After some investigation into dynamic V$ views – normally primarily the domain of the DBA – I have created the following PL/SQL function:
create or replace function get_sql(p_query in varchar2) return sys_refcursor is l_query sys_refcursor ; begin open l_query for select vsq.sql_text from v$sql vsq join v$open_cursor vo on (vsq.address = vo.address) where vo.sid = sys_context('USERENV','SID') and upper(vsq.sql_text) like '%'||upper(p_query)||'%' and instr(vsq.sql_text, 'VSQ.SQL_TEXT') =0 order by LAST_SQL_ACTIVE_TIME desc ; return l_query; end;
This function finds the current open SQL cursors for the session that invokes the function. They are ordered from most recently executed to least recently executed.

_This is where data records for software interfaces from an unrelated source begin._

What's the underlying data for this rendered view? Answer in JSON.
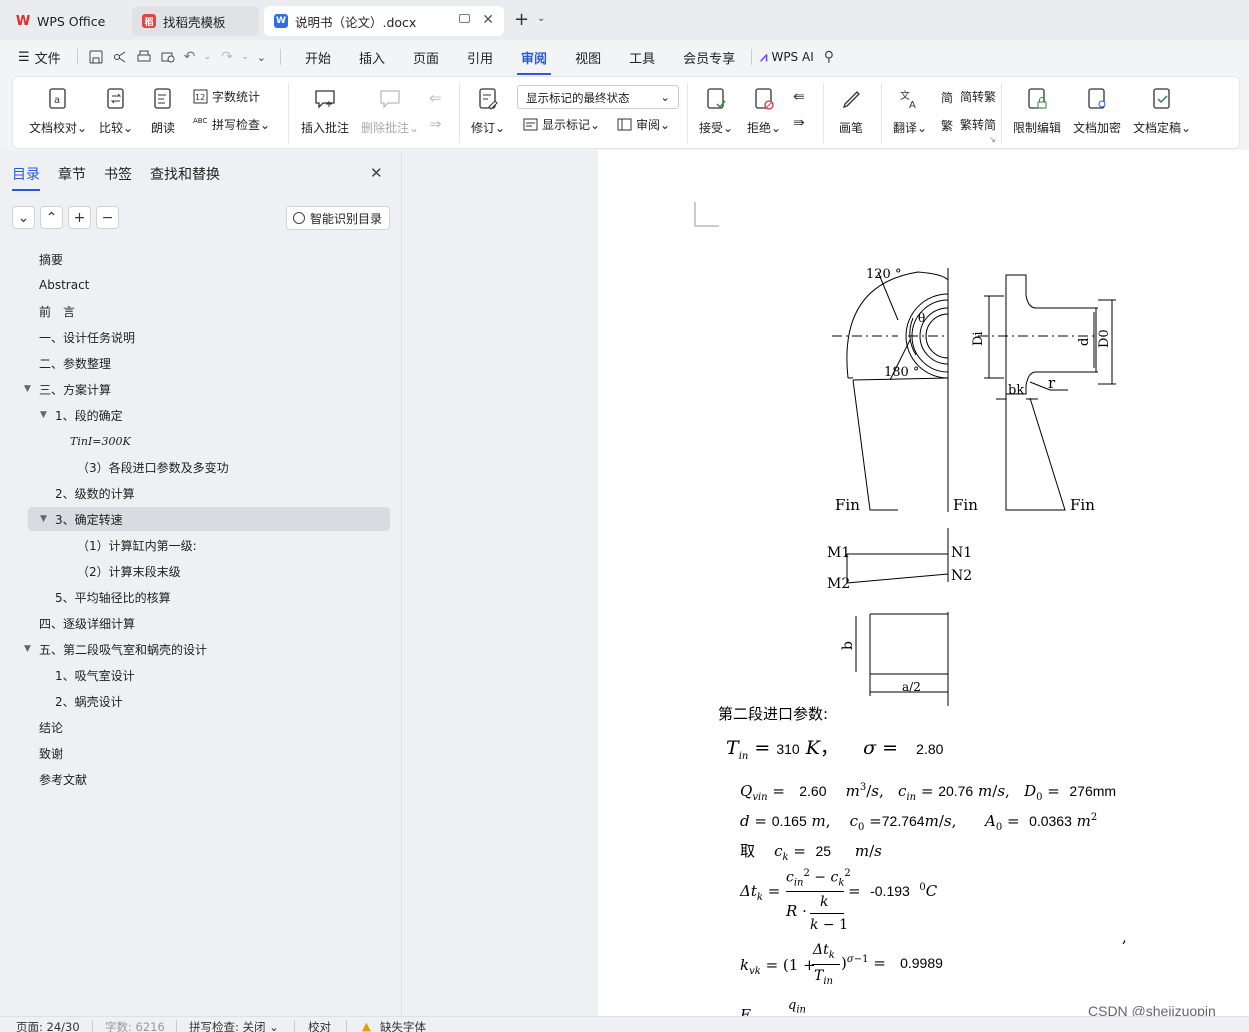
{
  "tabs": [
    {
      "label": "WPS Office"
    },
    {
      "label": "找稻壳模板"
    },
    {
      "label": "说明书（论文）.docx"
    }
  ],
  "menubar": {
    "file": "文件",
    "items": [
      "开始",
      "插入",
      "页面",
      "引用",
      "审阅",
      "视图",
      "工具",
      "会员专享"
    ],
    "active": "审阅",
    "wps_ai": "WPS AI"
  },
  "ribbon": {
    "doc_check": "文档校对",
    "compare": "比较",
    "read_aloud": "朗读",
    "word_count": "字数统计",
    "spell_check": "拼写检查",
    "insert_comment": "插入批注",
    "delete_comment": "删除批注",
    "revise": "修订",
    "markup_state": "显示标记的最终状态",
    "show_markup": "显示标记",
    "review": "审阅",
    "accept": "接受",
    "reject": "拒绝",
    "pen": "画笔",
    "translate": "翻译",
    "to_trad": "简转繁",
    "to_simp": "繁转简",
    "restrict_edit": "限制编辑",
    "encrypt": "文档加密",
    "finalize": "文档定稿"
  },
  "sidebar": {
    "tabs": [
      "目录",
      "章节",
      "书签",
      "查找和替换"
    ],
    "smart_toc": "智能识别目录",
    "items": [
      {
        "label": "摘要"
      },
      {
        "label": "Abstract"
      },
      {
        "label": "前　言"
      },
      {
        "label": "一、设计任务说明"
      },
      {
        "label": "二、参数整理"
      },
      {
        "label": "三、方案计算"
      },
      {
        "label": "1、段的确定"
      },
      {
        "label": "TinI=300K"
      },
      {
        "label": "（3）各段进口参数及多变功"
      },
      {
        "label": "2、级数的计算"
      },
      {
        "label": "3、确定转速"
      },
      {
        "label": "（1）计算缸内第一级:"
      },
      {
        "label": "（2）计算末段末级"
      },
      {
        "label": "5、平均轴径比的核算"
      },
      {
        "label": "四、逐级详细计算"
      },
      {
        "label": "五、第二段吸气室和蜗壳的设计"
      },
      {
        "label": "1、吸气室设计"
      },
      {
        "label": "2、蜗壳设计"
      },
      {
        "label": "结论"
      },
      {
        "label": "致谢"
      },
      {
        "label": "参考文献"
      }
    ]
  },
  "drawing": {
    "angle120": "120 °",
    "angle180": "180 °",
    "theta": "θ",
    "Di": "Di",
    "d": "d",
    "D0": "D0",
    "bk": "bk",
    "r": "r",
    "Fin": "Fin",
    "M1": "M1",
    "M2": "M2",
    "N1": "N1",
    "N2": "N2",
    "b": "b",
    "a2": "a/2"
  },
  "doc": {
    "heading": "第二段进口参数:",
    "Tin": "310",
    "sigma": "2.80",
    "Qvin": "2.60",
    "cin": "20.76",
    "D0": "276mm",
    "d": "0.165",
    "c0": "72.764",
    "A0": "0.0363",
    "take": "取",
    "ck": "25",
    "dtk": "-0.193",
    "kvk": "0.9989"
  },
  "status": {
    "page": "页面: 24/30",
    "words": "字数: 6216",
    "spell": "拼写检查: 关闭",
    "proof": "校对",
    "font_missing": "缺失字体"
  },
  "watermark": "CSDN @shejizuopin"
}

The invoker can pass a string that must occur somewhere in the sql_text, to zoom in on the relevant SQL statement.
Execute access to this function should be granted to the schema in which the View with Package are created.
If for example in the numbers function in our package p we would want to know about the query that is currently accessing the function, we can include a call to get_sql and find out about for example the where-clause that is applied to the results returned by numbers:
function numbers return number_tbl is l_sql varchar2(5000); l_sql_query sys_refcursor:= sys.get_sql(user); begin loop fetch l_sql_query into l_sql; exit when l_sql_query%notfound; -- l_sql now contains the query executed against the NUMBERS view -- this is the time to make use of whatever the WHERE clause contains exit; end loop; close l_sql_query; return g_numbers; end numbers;
If a user were now to execute a query like:
select num from numbers where num < 5
then inside the numbers function we would know about the where clause. If the creation of the results returned by the function was somehow expensive, knowledge about the where clause would allow the function to only produce a limited result set.
download source code for this article: extremeDecoupling_iotPLSQLCollection.txt